passes into control of the Johnston
Motor Bus company.
—The Federal Match company
closed one department of its Belle-
fonte plant, on Tuesday, laying off
about one hundred employees. Offi-
cials of the company stated that the
department will be closed probably
two weeks. With a hundred people
thrown idle at the match factory and
the entire force laid off at the silk
mill for two weeks or longer there
will be no pay roll with which to pur-
chase Easter finery.
eee eee.
—A salesman making the rounds
of Bellefonte, last week, visited forty
homes and at all but six of them he
was turned away with the dishearten-
ing information that the woman was
unable to buy because her husband
had no work at present.
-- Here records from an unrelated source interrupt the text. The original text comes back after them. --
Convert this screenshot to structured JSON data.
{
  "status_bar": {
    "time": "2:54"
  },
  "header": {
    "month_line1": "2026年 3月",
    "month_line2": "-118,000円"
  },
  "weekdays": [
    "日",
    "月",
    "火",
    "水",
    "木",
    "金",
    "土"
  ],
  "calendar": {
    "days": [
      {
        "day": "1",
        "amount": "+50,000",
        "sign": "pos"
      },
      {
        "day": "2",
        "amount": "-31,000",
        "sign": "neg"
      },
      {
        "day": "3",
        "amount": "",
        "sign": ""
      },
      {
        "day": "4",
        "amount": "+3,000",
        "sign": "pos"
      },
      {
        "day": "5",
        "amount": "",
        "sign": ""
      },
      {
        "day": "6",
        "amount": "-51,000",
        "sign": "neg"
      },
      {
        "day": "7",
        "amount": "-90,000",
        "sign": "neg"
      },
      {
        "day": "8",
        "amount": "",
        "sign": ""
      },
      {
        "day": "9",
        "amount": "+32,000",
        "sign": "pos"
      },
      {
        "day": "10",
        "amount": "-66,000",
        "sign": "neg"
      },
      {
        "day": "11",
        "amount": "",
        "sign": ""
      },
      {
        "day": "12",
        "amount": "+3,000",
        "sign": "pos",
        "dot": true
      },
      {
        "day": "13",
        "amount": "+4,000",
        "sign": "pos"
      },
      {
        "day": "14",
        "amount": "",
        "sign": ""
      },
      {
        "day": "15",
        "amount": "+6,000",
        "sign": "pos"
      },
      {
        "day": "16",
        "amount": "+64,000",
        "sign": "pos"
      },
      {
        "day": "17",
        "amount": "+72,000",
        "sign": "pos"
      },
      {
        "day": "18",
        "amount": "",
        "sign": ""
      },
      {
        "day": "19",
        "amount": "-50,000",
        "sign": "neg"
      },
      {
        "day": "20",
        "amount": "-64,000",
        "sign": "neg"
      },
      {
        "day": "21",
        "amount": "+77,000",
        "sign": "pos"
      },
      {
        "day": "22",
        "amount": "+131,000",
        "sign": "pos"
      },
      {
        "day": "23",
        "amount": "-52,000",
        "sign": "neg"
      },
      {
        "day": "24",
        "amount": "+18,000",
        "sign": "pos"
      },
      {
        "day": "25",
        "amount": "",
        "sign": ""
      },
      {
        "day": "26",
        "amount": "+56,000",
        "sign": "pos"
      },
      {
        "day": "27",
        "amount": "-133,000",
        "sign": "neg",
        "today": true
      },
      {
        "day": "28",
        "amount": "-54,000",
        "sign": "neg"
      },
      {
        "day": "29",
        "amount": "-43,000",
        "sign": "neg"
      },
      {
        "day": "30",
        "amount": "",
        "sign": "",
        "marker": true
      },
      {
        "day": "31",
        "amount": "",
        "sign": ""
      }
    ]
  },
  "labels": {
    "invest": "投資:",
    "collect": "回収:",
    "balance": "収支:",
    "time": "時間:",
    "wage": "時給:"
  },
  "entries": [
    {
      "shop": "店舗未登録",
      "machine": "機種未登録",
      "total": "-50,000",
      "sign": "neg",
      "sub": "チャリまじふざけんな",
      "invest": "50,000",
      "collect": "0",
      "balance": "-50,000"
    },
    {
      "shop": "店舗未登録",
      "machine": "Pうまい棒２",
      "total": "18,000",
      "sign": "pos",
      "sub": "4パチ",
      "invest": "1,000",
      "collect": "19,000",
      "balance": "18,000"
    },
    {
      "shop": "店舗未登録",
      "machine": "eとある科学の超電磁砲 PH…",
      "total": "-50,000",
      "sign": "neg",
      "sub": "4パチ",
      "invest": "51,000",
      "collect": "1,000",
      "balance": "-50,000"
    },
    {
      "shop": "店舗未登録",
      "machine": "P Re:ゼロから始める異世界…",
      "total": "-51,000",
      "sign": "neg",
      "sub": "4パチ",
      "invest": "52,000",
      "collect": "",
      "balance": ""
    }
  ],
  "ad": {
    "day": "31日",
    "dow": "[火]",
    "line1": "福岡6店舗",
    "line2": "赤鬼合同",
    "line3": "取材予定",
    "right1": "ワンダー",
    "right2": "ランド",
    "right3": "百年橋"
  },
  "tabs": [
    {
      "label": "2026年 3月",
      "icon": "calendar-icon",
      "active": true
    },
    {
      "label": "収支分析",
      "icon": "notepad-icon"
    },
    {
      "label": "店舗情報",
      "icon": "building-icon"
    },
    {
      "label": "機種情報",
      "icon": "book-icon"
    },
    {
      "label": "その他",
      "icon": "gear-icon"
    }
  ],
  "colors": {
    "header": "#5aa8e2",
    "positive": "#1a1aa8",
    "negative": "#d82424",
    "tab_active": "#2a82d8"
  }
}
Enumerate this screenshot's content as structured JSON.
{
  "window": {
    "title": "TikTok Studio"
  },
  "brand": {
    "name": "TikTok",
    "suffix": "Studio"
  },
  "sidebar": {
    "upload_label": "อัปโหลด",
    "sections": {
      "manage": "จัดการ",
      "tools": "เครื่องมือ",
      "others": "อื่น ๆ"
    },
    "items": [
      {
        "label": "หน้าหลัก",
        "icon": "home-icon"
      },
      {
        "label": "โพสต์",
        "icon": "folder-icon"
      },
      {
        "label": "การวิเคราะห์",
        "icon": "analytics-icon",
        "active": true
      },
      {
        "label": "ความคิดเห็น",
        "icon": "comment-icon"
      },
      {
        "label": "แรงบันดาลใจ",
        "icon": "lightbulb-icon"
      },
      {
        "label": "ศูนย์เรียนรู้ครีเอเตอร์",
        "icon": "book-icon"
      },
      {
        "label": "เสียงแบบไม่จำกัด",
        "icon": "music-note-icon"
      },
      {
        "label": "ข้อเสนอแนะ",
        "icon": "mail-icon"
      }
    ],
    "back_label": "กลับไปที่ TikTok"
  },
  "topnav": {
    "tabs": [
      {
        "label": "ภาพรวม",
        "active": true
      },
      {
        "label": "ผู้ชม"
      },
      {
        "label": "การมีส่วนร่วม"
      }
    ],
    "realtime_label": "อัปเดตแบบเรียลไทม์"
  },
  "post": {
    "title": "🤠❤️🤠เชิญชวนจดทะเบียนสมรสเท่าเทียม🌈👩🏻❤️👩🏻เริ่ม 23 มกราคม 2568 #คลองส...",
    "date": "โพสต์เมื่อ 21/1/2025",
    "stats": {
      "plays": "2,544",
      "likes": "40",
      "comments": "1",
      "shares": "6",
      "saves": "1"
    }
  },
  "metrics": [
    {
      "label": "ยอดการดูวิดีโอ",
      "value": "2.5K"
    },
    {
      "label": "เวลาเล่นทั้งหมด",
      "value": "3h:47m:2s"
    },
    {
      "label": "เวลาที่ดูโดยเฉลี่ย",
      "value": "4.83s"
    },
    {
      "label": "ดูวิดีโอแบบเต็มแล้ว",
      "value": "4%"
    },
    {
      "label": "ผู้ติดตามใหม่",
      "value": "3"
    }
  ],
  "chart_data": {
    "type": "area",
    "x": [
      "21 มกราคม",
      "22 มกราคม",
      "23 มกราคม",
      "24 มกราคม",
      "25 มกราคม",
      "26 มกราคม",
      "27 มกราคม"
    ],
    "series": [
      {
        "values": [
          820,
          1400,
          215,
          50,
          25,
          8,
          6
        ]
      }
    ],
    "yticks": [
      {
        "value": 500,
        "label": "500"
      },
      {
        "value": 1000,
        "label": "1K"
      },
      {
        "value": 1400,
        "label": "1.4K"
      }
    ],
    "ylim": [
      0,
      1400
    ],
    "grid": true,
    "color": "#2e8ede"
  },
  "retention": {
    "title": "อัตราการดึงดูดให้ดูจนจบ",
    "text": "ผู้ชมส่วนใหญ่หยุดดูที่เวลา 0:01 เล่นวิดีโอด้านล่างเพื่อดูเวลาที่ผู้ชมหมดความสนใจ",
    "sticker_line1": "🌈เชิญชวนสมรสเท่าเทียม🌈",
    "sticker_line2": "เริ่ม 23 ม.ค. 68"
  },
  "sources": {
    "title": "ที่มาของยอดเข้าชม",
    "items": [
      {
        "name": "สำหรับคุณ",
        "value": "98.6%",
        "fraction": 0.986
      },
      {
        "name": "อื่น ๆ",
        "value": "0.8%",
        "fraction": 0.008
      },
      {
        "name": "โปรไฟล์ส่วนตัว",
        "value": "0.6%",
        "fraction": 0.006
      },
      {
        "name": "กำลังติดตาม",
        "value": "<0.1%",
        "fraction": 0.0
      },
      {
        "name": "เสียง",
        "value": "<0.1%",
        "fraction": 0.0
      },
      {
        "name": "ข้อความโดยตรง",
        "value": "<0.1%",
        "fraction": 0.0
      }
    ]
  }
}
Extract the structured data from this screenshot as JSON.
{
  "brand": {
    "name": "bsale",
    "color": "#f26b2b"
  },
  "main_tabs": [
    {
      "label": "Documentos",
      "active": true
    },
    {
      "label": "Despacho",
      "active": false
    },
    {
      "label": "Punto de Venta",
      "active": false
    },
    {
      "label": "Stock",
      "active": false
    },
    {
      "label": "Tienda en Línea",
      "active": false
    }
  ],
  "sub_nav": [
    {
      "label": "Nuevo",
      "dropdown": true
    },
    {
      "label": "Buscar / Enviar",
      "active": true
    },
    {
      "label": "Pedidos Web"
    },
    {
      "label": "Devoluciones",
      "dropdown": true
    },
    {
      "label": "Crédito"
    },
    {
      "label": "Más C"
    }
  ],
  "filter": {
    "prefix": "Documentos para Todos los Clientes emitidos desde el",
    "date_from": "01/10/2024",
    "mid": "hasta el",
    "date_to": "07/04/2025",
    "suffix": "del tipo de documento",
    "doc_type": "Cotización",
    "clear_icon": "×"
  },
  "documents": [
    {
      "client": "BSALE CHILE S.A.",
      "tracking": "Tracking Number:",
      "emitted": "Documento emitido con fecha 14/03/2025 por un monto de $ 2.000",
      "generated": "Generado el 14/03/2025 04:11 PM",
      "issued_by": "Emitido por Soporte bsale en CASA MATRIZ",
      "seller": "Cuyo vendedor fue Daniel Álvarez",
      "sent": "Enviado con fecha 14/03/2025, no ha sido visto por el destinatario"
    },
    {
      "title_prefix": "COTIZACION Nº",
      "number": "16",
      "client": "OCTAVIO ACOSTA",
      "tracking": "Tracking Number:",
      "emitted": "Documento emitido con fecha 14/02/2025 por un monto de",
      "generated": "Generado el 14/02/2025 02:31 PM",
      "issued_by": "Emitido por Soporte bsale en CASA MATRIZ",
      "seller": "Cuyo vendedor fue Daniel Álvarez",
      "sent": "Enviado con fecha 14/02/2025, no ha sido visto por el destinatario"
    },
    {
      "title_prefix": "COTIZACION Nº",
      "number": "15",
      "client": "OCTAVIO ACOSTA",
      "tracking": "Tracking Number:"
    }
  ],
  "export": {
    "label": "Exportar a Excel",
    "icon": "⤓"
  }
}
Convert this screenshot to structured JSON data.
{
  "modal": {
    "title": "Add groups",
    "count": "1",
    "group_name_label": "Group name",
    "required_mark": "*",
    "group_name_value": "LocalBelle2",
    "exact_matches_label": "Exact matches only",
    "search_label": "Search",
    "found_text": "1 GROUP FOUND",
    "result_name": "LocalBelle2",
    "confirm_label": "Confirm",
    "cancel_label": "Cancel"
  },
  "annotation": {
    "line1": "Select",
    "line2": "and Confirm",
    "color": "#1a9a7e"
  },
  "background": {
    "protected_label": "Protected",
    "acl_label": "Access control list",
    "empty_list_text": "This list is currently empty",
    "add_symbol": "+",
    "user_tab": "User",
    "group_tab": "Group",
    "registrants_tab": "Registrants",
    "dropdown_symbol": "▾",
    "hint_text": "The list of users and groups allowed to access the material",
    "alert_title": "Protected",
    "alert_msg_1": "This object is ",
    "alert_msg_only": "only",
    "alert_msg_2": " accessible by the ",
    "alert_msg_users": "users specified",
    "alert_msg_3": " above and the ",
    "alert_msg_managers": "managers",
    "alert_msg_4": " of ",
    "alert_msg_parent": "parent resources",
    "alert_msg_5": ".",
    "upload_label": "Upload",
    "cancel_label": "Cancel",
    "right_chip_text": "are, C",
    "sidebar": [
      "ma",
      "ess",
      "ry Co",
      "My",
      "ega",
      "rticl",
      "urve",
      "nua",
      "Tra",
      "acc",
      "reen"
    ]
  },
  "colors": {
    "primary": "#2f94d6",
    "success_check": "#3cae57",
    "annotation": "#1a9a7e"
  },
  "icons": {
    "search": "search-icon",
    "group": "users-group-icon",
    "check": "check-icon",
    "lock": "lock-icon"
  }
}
This is a
condition which prevails generally
throughout Central Pennsylvania and
the many idle men are living in the
hope that conditions will improve be-
fore many weeks.
W. C. McClintic, The $22.50 Suit Man.
Showing Richman Bros, new spring
line. Our suits and topcoats for
spring are winning new friends for us
by the thousand. Styles, woolen lux-
ury and tailoring quality you are not
likely to see matched at less than
$50.00—all top-coats are rainproefed.
You society chaps call and see the
Richman tuxedo, by all odds the best
buy in America today, including black
silk vest, $22.50. Samples on display
this, Friday, afternoon and evening
at the Bush house. 73-12-1t.
—Light and heavy weight Hood hip
boots, $4.85, Yeager’s Tiny Boot
Shop. 12-1t
Bellefonte Grain Markets.
Corrected Weekly by OC. ¥. Wagner &